- Shopping Bag ( 0 items )
From The CriticsReviewer: David J. Dries, MD (University of Minnesota Medical School)
Description: This is the second edition of a softbound text book of adult critical care.
Purpose: Provided is a generic description of critical care issues crossing specialty and subspecialty lines. The first edition of this work has been a popular tool for medical students and junior house officers.
Audience: The junior house officer and student may benefit from this work. This book differs from others because it is written by a single author. The author is a intensive care educator from the University of Pennsylvania.

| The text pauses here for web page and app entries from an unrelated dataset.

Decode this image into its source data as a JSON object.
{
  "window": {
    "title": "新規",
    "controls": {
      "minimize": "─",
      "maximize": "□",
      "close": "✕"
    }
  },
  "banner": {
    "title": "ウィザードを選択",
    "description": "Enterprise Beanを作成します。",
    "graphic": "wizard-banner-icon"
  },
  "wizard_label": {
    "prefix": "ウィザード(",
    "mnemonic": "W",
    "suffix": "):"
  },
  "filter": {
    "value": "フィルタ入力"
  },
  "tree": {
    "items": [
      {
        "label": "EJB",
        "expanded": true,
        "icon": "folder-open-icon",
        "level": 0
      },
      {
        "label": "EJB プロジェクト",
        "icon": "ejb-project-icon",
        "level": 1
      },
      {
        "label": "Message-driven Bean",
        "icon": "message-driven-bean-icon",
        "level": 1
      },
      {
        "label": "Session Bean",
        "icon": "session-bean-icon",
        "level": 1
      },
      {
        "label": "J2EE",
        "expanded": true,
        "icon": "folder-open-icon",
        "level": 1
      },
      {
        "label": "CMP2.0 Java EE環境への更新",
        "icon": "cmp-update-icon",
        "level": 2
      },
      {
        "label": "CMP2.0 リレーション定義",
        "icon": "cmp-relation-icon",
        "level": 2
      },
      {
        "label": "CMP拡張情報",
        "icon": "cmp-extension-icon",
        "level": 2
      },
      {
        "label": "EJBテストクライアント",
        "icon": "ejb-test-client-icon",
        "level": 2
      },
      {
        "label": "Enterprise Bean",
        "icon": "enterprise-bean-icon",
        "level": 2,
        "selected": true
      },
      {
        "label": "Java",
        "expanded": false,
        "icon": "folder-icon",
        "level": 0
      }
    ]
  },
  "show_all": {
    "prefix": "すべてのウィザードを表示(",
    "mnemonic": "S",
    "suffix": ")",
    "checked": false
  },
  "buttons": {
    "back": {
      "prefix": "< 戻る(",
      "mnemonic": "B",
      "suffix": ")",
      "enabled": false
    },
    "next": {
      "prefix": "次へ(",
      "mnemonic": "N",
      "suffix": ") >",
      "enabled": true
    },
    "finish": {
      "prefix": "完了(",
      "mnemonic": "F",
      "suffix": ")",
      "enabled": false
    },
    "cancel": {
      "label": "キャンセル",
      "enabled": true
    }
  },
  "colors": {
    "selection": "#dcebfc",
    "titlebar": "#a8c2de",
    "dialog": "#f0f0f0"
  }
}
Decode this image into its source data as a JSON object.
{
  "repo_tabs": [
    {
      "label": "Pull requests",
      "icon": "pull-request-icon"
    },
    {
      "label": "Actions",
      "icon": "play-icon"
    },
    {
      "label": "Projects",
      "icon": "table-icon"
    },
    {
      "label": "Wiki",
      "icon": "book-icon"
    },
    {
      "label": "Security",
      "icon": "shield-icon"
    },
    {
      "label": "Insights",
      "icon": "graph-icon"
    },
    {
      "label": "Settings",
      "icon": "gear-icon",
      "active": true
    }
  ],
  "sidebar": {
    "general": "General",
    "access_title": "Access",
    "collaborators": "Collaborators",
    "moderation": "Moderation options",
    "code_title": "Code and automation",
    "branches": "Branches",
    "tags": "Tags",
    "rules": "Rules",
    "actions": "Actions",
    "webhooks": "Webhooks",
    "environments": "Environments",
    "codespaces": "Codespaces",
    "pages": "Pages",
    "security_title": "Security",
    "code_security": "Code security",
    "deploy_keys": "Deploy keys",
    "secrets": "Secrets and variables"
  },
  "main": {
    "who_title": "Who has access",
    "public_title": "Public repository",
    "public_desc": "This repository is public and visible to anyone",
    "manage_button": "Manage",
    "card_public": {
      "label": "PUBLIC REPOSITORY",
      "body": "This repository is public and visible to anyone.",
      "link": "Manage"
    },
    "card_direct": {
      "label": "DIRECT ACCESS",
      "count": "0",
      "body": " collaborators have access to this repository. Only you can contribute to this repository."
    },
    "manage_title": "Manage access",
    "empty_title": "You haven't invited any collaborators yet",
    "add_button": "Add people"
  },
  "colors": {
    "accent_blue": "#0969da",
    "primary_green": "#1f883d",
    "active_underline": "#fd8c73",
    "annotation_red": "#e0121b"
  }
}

Features: Fifty chapters in nearly 900 pages comprise the second edition of this work, making it far longer than the first edition, published in 1990. Chapters are written in a brief, readable style with important ideas indicated by texture of type and generous use of subheadings, tables, and graphics. Occasional radiographs are also presented, which reproduce adequately. References are divided according to general or classic works followed by more recent work arranged to correspond to subjects. References date to within 2 years of book release and 3 years of the publication date and represent valuable overviews or original work. Illustrations are provided in black-and-white with good reproduction quality; there are only occasional typographic errors. Content begins with cardiopulmonary issues and concludes with infectious disease, fluid and electrolyte disorders, nutrition, and neurologic concerns. The table of contents contains only chapter title and subject grouping. A detailed index of approximately 50 pages is provided, which includes separate citations for tables.
Assessment: Dr. Marino continues the highly successful format begun in the first edition of his book. This version of The ICU Book has been rewritten and significantly expanded to reflect recent thinking in critical care. As is clearly stated in the preface, the reader needing information specific to subspecialty concerns, such as obstetric problems, for example, will need to seek other sources.